(Excerpts from a dataset)
• • •
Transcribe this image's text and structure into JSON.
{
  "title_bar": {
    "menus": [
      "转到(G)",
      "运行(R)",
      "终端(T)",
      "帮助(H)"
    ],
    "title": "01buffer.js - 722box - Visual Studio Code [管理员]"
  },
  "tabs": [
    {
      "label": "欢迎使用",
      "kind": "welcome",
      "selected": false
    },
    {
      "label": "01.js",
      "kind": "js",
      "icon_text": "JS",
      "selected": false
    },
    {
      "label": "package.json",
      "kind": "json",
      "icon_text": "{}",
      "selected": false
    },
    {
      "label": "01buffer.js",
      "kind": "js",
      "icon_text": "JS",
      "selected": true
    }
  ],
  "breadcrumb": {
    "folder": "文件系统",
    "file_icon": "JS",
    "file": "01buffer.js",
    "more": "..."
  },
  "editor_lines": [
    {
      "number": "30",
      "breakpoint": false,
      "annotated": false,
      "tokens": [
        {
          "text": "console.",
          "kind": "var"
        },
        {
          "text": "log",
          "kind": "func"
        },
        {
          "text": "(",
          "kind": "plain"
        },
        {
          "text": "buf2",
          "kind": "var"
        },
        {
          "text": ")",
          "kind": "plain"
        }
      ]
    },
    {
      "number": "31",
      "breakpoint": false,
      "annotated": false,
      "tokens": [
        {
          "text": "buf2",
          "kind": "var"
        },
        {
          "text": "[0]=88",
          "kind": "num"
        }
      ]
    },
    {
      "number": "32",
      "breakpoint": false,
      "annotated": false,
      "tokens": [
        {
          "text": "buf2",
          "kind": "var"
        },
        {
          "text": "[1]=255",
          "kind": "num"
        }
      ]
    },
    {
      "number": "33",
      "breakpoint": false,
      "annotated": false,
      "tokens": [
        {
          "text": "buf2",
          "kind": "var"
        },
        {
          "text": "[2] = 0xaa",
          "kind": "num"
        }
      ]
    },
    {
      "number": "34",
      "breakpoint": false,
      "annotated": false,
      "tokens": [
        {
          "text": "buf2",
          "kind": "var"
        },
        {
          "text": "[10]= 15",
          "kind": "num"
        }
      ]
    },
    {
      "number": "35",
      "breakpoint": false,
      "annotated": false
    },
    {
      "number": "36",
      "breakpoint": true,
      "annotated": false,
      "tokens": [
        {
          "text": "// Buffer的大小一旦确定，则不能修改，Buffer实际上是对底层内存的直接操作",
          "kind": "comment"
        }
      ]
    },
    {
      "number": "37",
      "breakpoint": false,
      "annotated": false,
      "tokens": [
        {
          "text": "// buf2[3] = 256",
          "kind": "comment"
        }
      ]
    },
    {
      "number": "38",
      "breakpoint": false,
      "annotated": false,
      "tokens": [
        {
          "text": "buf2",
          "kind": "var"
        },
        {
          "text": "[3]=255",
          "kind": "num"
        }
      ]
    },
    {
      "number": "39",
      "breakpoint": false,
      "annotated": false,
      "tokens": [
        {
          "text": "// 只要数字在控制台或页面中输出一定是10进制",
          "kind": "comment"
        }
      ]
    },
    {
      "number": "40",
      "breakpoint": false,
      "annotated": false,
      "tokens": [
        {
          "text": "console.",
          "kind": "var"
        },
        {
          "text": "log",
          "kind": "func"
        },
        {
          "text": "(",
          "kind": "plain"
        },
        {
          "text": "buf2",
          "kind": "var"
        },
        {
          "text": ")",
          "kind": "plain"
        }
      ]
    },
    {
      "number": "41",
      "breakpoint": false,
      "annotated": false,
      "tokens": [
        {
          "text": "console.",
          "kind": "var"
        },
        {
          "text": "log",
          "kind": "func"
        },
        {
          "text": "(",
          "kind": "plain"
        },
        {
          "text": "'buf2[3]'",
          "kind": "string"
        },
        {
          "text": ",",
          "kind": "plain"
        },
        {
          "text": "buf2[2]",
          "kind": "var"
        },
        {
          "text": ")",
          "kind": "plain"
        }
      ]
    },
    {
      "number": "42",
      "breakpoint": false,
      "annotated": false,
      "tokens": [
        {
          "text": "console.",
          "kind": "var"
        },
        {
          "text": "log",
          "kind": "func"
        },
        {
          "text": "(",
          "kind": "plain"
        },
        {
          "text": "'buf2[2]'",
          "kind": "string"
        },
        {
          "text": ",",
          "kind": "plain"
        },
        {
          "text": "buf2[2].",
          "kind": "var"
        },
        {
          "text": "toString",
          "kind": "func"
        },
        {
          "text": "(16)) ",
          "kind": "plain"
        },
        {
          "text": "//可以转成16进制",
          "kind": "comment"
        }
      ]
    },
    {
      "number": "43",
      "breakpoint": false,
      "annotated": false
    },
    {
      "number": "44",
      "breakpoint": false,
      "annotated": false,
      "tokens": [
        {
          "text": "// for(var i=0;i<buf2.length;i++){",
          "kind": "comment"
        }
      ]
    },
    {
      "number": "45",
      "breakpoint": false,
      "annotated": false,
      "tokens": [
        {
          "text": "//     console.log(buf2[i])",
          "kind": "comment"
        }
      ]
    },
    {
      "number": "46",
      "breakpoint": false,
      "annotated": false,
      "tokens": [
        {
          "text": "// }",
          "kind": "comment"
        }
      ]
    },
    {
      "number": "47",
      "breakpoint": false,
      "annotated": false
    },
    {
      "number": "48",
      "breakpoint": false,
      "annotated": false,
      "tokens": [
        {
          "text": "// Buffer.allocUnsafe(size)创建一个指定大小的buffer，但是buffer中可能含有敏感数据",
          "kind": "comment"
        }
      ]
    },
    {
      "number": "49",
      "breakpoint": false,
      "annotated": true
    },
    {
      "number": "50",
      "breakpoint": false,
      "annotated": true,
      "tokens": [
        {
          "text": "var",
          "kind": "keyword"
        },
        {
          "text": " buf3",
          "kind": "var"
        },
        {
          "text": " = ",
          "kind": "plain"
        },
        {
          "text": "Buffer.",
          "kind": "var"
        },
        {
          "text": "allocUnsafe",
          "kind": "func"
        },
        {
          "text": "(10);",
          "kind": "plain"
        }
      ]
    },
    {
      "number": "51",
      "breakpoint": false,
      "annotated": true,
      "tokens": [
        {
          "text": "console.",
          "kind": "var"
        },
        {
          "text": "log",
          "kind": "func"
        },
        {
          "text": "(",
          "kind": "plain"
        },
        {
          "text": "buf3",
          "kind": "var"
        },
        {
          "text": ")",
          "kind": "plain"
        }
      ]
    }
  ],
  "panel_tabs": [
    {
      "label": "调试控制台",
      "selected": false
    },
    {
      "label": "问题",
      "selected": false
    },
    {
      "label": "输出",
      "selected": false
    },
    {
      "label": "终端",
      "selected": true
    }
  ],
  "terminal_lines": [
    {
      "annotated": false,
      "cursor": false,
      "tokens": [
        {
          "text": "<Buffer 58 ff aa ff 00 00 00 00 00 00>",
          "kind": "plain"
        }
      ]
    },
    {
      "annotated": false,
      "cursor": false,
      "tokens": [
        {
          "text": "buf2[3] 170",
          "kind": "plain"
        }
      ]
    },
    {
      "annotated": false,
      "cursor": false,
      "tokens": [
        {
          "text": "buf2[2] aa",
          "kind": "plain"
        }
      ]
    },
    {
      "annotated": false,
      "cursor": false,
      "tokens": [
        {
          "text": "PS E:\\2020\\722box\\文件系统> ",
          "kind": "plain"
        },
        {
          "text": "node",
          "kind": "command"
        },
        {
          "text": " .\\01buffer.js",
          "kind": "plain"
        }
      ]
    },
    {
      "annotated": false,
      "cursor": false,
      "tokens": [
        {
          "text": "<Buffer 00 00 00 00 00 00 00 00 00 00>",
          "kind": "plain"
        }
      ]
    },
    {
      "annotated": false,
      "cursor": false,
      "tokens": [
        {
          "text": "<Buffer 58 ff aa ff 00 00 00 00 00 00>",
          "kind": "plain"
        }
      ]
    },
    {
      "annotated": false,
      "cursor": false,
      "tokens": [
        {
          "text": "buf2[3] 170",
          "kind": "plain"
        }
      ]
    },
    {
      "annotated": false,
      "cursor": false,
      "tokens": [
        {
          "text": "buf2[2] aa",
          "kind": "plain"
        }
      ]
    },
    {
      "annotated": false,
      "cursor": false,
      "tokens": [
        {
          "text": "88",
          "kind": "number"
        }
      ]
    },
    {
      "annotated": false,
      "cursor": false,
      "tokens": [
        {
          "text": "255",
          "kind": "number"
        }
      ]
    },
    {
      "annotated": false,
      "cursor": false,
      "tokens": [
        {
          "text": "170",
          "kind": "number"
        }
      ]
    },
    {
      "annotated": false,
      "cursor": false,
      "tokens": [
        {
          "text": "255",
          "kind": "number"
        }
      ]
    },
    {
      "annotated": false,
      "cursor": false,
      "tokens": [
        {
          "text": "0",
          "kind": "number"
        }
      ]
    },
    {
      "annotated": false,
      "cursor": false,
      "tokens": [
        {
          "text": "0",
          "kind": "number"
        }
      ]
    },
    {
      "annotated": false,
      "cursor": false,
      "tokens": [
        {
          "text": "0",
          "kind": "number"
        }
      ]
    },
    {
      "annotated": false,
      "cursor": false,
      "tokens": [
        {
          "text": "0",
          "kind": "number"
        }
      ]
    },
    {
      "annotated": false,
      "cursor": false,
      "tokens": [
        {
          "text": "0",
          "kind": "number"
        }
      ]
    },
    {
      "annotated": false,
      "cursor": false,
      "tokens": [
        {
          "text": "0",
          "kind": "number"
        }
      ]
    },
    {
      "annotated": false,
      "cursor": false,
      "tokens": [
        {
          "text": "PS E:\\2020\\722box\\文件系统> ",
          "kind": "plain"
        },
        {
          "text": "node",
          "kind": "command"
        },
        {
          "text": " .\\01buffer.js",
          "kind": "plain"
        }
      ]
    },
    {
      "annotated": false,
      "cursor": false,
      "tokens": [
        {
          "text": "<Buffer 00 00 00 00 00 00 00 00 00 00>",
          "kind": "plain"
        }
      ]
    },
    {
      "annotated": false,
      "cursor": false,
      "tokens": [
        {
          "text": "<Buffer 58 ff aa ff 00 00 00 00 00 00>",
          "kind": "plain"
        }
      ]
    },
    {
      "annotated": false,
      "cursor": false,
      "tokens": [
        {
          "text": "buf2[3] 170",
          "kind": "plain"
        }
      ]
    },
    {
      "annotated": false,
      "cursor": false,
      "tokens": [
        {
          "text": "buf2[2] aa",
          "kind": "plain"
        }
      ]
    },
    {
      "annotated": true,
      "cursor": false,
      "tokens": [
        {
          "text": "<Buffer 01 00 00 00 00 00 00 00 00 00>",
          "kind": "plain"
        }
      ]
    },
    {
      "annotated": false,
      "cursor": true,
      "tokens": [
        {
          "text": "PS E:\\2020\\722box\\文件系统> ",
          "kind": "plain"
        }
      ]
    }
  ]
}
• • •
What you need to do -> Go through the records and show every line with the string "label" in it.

Output for this exercise ->
      "label": "欢迎使用",
      "label": "01.js",
      "label": "package.json",
      "label": "01buffer.js",
      "label": "调试控制台",
      "label": "问题",
      "label": "输出",
      "label": "终端",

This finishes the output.